While modestly impressive Republican gains Tuesday pose a threat to President Carter in 1980, they also guarantee two years of intensified Republican civil war leading to the presidential nomination.
The party's conquest of four major governor's chairs (most spectacularly is Texas) undermines the presumption of Ronald Reagan as the party's nominee. Beyond personalities, it sets up this debate: Does the Republican path out of the wilderness lie in the tax revolt or in stressing a new, well-scrubbed image?
Ammunition for both sides is being drawn from this year's Republican victories by leading proponents of the two tactical schools: Rep Jack Kemp of New York and the Washington-based campaign consulting firm of Bailey and Deardourff.
In a possible preview of 1980, Kemp clashed with John Deardourff in Perry Duryea's losing race against Gove. Hugh Carey of New York. The author of the Kemp-Roth tax-reduction bill believes Duryea failed because Deardourff stressed image while campaign mastermind David Garth stressed issues for Carey.
The Bailey-Deardourff firm cannot be blamed for Duryea's maladroit performance, particularly his refusal to heed their pleas to publish his tax returns. Bailey-Deardourff, making no secret of their contempt for Kemp-Roth tax reduction as a campaign device, were involved in highly successful media-oriented campaigns in Pennsylvania, Michigan, Ohio, Illinois and Tennessee.
Their formula was at its best in Pennsylvania where a brilliantly crafted media campaign brought former U.S. Assistant Attorney General Richard Thornburgh from oblivion to snatch the governorship form ex-Pittsburgh Mayor Peter Flaherty. The formula Stress Thornburgh's qualities, undermine Flaherty's credibility and play down iddeology and issues.
Thornburgh is the newest and one of the most impressive of a group of moderate Republican governors in a central and politically centrist belt running from Pennsylvania to Iowa, whose success last Tuesday endangers the inevitability of Reagan. There has been private discussion of those governors pooling their power to pick a 1980 candidate - a process complicated by the presidential ambitions of Illinois' James Thompson and possibly Iowa's Robert Ray.
But also joining the Republican governors is a different breed: multi-millionaire Dallas industrailist William Clements, who surprised even his own advisers by being elected governor of Texas. Clements, tough-talking and tough-looking, is the antithesis of the image candidate. His lavish media campaign stressed pro-taxcut, anti-government, anti-liberal ideology.
Envisioning Bill Clements at a Republican governors' conference delights his friends. "Imagine hime with those nice candy-coated fellows like Ray and Milliken [Gov. William Milliken of Michigan]," one insider told us. "Clements will roll'em over."
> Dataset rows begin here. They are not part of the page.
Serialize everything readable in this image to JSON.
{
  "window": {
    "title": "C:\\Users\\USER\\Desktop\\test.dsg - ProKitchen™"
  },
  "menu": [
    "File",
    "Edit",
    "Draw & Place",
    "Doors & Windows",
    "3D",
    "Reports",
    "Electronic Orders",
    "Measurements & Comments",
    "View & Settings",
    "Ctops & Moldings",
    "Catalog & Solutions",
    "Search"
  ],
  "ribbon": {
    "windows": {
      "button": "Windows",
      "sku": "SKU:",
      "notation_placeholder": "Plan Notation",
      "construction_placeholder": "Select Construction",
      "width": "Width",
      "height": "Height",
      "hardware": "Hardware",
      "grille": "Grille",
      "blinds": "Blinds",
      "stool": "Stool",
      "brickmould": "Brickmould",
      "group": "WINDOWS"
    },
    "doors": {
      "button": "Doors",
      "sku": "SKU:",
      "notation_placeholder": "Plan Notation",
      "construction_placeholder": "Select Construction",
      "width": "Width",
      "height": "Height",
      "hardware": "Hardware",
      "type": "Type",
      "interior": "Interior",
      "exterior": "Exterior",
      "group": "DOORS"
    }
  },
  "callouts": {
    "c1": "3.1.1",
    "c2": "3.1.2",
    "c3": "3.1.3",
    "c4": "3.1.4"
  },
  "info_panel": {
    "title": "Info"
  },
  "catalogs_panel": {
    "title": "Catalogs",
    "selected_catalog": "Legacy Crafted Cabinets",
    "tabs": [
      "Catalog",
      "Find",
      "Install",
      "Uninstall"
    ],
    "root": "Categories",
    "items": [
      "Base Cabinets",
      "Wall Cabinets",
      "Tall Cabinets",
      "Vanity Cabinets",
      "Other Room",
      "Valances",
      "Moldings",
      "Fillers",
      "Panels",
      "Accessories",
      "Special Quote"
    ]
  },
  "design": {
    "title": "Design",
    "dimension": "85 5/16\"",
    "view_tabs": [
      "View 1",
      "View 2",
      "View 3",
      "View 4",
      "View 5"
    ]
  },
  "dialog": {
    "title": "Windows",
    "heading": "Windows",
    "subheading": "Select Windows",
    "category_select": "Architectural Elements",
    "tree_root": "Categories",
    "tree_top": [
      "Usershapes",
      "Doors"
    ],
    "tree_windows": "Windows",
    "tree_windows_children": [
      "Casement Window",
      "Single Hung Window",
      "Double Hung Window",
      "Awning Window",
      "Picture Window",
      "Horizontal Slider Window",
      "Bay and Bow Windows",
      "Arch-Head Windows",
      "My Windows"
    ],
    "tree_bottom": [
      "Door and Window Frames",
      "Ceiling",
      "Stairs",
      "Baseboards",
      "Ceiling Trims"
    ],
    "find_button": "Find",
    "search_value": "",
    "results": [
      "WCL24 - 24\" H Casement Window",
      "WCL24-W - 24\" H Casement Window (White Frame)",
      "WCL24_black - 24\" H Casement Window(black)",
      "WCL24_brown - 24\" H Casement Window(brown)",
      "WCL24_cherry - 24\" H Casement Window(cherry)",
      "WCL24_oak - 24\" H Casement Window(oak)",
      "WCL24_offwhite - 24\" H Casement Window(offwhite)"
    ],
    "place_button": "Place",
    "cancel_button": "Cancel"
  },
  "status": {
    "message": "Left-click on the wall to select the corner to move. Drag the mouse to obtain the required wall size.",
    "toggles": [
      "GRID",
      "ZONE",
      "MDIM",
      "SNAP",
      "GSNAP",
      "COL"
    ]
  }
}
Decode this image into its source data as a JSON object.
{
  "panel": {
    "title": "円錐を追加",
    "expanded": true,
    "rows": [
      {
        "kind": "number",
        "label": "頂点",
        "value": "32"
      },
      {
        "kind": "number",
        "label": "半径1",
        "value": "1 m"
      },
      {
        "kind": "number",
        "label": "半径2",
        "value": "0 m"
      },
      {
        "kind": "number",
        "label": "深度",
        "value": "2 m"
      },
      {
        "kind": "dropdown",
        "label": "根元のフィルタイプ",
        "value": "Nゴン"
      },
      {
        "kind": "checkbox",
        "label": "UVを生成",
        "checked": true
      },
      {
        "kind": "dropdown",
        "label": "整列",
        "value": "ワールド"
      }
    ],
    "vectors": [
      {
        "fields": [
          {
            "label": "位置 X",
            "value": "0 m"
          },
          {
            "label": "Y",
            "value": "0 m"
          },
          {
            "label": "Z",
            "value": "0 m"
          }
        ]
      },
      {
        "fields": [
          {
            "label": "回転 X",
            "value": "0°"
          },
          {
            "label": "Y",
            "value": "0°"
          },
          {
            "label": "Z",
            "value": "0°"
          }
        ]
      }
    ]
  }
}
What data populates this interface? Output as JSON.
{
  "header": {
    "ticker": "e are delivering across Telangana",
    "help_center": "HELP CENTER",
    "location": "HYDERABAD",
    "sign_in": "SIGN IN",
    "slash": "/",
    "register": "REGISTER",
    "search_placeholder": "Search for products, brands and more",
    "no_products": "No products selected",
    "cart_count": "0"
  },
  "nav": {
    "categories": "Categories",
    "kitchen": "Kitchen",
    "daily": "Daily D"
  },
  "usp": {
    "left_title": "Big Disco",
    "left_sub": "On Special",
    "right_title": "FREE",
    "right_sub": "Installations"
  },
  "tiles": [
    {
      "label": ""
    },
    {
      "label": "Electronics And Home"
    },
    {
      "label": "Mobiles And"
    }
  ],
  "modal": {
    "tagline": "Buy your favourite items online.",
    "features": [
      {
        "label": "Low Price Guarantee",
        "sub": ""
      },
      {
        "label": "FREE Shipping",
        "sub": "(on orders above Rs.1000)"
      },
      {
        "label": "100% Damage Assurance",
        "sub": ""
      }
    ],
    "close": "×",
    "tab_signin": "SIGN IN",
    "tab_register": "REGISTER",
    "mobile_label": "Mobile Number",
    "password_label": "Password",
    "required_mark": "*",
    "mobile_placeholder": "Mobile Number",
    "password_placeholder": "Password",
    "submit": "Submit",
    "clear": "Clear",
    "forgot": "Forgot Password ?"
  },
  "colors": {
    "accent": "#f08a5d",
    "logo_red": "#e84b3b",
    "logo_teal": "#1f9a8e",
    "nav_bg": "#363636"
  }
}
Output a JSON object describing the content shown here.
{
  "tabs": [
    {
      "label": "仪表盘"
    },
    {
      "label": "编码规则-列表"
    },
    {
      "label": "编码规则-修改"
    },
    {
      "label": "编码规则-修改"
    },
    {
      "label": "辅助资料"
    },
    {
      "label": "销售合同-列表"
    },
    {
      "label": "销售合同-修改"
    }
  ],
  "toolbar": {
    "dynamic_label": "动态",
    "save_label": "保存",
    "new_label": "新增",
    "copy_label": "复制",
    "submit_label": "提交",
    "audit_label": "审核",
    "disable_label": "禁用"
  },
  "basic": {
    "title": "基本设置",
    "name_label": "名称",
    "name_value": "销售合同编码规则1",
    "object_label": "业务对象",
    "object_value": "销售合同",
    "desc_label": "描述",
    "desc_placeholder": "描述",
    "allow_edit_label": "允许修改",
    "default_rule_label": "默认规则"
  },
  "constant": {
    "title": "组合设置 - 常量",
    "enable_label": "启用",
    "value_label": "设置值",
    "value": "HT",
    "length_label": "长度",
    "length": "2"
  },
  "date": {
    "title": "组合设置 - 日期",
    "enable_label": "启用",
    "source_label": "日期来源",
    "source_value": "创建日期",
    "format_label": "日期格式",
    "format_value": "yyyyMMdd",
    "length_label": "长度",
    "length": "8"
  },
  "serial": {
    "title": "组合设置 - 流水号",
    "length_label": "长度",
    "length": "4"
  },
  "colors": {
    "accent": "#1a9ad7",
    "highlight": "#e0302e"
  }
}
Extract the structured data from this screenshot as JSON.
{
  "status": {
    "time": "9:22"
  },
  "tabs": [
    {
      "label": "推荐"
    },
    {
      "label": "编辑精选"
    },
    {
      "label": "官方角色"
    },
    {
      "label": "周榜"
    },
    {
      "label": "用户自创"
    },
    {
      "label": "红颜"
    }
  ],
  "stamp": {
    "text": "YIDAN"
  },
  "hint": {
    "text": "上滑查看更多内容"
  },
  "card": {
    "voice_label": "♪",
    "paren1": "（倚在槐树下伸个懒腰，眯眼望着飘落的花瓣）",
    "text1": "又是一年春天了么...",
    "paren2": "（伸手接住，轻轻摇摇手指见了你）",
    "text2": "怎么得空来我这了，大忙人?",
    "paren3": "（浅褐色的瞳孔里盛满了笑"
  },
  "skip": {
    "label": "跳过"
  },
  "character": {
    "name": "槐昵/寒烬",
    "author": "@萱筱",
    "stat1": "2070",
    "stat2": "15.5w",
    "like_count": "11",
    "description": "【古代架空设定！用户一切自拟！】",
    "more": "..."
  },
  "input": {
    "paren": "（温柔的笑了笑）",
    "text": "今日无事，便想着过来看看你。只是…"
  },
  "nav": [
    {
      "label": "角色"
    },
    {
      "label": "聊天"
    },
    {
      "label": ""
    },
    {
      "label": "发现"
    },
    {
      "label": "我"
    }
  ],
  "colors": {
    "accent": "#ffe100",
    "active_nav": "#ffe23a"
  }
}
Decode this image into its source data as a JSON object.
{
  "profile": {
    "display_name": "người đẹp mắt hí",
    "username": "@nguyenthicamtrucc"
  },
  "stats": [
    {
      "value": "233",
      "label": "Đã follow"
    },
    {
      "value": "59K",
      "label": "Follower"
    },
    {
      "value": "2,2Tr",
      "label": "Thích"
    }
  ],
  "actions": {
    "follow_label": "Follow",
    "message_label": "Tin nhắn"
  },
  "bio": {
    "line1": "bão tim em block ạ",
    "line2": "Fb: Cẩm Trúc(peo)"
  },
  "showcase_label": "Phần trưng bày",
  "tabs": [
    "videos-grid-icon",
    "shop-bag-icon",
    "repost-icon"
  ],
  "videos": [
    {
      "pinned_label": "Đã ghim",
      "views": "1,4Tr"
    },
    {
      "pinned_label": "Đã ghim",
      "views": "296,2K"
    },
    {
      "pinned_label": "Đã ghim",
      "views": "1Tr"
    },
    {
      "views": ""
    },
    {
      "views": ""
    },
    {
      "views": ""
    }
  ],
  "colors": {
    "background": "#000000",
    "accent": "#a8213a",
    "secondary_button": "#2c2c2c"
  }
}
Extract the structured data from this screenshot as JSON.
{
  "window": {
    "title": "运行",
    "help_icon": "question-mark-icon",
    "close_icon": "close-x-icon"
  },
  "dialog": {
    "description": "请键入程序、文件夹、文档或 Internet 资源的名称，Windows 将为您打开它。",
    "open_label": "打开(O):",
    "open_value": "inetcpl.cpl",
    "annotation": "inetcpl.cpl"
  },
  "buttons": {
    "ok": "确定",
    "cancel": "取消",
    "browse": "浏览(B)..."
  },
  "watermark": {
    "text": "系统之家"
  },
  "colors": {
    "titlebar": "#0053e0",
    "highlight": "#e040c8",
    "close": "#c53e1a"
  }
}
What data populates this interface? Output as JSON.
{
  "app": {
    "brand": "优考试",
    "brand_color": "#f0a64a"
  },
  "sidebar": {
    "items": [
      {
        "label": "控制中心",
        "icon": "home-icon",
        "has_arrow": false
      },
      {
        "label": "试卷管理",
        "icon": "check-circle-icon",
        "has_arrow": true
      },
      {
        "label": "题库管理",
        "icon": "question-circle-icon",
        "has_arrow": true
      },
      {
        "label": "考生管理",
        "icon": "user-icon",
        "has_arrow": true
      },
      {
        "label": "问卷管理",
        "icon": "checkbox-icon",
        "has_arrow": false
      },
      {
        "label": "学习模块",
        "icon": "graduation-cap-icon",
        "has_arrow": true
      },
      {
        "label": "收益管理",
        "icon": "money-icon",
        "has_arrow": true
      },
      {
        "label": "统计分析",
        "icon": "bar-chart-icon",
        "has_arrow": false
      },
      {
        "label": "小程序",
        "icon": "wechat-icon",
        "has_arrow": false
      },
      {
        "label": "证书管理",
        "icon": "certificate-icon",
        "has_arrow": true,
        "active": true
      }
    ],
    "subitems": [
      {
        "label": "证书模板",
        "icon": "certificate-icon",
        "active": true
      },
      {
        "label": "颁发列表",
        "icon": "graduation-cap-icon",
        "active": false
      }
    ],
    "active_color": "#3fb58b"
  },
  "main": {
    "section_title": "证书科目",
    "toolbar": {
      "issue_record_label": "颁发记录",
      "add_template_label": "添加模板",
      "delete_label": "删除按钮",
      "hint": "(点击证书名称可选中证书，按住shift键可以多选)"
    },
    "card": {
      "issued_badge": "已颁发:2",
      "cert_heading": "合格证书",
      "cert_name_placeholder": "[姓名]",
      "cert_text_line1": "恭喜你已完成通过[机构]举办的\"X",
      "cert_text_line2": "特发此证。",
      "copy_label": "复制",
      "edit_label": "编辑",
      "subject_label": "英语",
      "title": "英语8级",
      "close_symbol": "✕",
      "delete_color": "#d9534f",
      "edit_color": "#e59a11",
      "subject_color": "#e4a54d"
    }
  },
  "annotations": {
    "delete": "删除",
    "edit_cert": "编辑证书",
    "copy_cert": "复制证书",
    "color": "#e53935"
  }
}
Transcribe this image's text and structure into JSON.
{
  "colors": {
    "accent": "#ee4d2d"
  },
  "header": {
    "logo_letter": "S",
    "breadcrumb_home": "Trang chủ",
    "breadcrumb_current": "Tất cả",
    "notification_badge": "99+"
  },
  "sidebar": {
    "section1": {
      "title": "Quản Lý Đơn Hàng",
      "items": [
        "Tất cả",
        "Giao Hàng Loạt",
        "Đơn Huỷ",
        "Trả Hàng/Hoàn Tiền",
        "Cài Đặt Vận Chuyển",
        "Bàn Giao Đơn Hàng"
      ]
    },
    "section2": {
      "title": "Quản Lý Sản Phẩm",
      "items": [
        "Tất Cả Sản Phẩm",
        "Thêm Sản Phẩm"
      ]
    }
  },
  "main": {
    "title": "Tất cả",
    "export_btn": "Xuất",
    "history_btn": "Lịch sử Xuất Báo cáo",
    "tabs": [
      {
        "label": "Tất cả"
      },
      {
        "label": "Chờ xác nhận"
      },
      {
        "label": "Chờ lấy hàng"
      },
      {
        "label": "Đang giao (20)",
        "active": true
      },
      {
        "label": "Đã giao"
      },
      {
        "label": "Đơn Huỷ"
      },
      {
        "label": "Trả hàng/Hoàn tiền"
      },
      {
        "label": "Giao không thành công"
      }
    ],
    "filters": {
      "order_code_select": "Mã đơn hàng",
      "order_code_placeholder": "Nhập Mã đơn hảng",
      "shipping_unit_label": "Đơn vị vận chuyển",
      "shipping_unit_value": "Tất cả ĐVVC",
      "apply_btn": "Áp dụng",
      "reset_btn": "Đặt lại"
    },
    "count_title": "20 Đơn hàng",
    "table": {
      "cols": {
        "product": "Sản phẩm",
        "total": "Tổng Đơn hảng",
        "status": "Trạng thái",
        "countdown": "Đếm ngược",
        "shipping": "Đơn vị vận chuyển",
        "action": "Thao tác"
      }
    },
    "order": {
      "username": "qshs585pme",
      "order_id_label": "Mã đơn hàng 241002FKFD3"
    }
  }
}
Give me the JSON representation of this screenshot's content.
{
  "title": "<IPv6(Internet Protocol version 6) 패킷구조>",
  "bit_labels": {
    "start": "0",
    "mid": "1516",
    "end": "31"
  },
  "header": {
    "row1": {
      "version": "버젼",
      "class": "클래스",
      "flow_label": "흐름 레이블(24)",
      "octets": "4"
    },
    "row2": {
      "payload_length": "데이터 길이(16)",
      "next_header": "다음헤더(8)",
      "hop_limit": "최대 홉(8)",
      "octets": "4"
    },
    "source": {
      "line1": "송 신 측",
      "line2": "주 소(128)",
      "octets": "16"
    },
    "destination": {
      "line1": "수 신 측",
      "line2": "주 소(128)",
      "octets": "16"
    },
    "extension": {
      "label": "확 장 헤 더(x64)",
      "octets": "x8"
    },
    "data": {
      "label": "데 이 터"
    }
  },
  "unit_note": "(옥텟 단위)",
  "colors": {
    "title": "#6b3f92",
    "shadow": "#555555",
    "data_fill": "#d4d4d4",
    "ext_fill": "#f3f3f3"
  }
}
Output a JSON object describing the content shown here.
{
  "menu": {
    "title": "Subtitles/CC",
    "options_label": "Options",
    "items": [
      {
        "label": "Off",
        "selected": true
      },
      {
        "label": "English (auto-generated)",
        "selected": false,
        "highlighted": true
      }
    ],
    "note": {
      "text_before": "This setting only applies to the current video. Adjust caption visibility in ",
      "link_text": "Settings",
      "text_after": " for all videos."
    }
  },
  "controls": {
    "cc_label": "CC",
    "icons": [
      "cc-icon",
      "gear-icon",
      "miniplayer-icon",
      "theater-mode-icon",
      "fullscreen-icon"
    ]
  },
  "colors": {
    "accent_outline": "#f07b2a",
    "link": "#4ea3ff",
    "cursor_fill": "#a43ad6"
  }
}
But not in Reagan's behalf. Clements a Ford man in 1976, felt Reagan was not helpful in the early stages of his race for governor. He still burns over the intervention by the Reaganite Citizens for the Republic in a Republican congressional primary in Texas against Clements' advice. Texas state Republican chairman Ray Barnhart, a faithful and ardent Reaganite, now is eclipsed by a Republican governor who obviously would prefer George Bush over Reagan for president.
Ironically for Reagan, Tuesday's ideological tone was slightly rightward, with the mass slaughter of all incumbent liberal Democratic senators (especially Sen. Dick Clark of Iowa) who were supported by the National Committee for an Effective Congress. What's more, the president's own advisers concede that victories of the three Republican senators - Jesse Helms, Strom Thurmond and John Tower - stigmatized as "radical rightists" confirms the futility of unadorned anti-conservative assaults.
Furthermore, Kemp insists on the validity of Kemp-Roth, which is derogated by both the White House and Bailey-Deardourff. Rep. Bill Armstrong's Senate triumph in Colorado and Newton Gingrich's for the House from Georgia were squarely based on unswerving advocacy of massive tax cuts.
Kemp must soon decide whether this merits his own presidential bid, long urged by close advisers. But whether he, Reagan or anybody else opposes Carter with a national tax-reduction cursade, Tuesday's results ensure an internal Republican struggle for 1980 that seemed most improbable a few days ago.